Problem to solve -
Copy out the data below. Keep every word as it is.

[Extracted data entries]
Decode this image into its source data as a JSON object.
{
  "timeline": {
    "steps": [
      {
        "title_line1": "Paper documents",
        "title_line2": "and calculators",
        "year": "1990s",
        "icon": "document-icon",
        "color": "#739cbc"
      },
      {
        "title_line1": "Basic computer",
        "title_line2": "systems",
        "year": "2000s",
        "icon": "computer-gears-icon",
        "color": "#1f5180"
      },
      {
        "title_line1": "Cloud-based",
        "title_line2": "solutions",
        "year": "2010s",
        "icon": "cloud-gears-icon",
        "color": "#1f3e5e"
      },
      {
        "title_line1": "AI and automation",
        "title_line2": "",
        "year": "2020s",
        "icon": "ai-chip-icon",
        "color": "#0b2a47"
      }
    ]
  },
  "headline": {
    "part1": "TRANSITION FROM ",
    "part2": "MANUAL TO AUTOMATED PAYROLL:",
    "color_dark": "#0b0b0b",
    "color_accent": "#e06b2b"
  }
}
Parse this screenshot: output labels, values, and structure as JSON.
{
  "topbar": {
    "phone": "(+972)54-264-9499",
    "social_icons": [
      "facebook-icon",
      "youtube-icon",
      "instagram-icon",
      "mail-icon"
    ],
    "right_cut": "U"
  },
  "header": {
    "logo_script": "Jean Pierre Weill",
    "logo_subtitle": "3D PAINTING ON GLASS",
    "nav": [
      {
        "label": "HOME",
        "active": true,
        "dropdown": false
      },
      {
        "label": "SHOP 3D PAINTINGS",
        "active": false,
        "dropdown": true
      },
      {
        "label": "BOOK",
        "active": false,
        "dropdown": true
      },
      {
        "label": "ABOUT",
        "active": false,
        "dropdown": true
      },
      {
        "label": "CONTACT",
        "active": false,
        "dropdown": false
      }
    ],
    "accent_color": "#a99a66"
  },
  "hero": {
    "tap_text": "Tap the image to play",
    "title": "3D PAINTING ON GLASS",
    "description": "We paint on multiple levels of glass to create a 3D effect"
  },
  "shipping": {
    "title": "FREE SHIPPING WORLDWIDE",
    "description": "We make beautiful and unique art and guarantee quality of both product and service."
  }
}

Output of the task -
Decode this image into its source data as a JSON object.
{
  "timeline": {
    "steps": [
      {
        "title_line1": "Paper documents",
        "title_line2": "and calculators",
        "year": "1990s",
        "icon": "document-icon",
        "color": "#739cbc"
      },
      {
        "title_line1": "Basic computer",
        "title_line2": "systems",
        "year": "2000s",
        "icon": "computer-gears-icon",
        "color": "#1f5180"
      },
      {
        "title_line1": "Cloud-based",
        "title_line2": "solutions",
        "year": "2010s",
        "icon": "cloud-gears-icon",
        "color": "#1f3e5e"
      },
      {
        "title_line1": "AI and automation",
        "title_line2": "",
        "year": "2020s",
        "icon": "ai-chip-icon",
        "color": "#0b2a47"
      }
    ]
  },
  "headline": {
    "part1": "TRANSITION FROM ",
    "part2": "MANUAL TO AUTOMATED PAYROLL:",
    "color_dark": "#0b0b0b",
    "color_accent": "#e06b2b"
  }
}
Parse this screenshot: output labels, values, and structure as JSON.
{
  "topbar": {
    "phone": "(+972)54-264-9499",
    "social_icons": [
      "facebook-icon",
      "youtube-icon",
      "instagram-icon",
      "mail-icon"
    ],
    "right_cut": "U"
  },
  "header": {
    "logo_script": "Jean Pierre Weill",
    "logo_subtitle": "3D PAINTING ON GLASS",
    "nav": [
      {
        "label": "HOME",
        "active": true,
        "dropdown": false
      },
      {
        "label": "SHOP 3D PAINTINGS",
        "active": false,
        "dropdown": true
      },
      {
        "label": "BOOK",
        "active": false,
        "dropdown": true
      },
      {
        "label": "ABOUT",
        "active": false,
        "dropdown": true
      },
      {
        "label": "CONTACT",
        "active": false,
        "dropdown": false
      }
    ],
    "accent_color": "#a99a66"
  },
  "hero": {
    "tap_text": "Tap the image to play",
    "title": "3D PAINTING ON GLASS",
    "description": "We paint on multiple levels of glass to create a 3D effect"
  },
  "shipping": {
    "title": "FREE SHIPPING WORLDWIDE",
    "description": "We make beautiful and unique art and guarantee quality of both product and service."
  }
}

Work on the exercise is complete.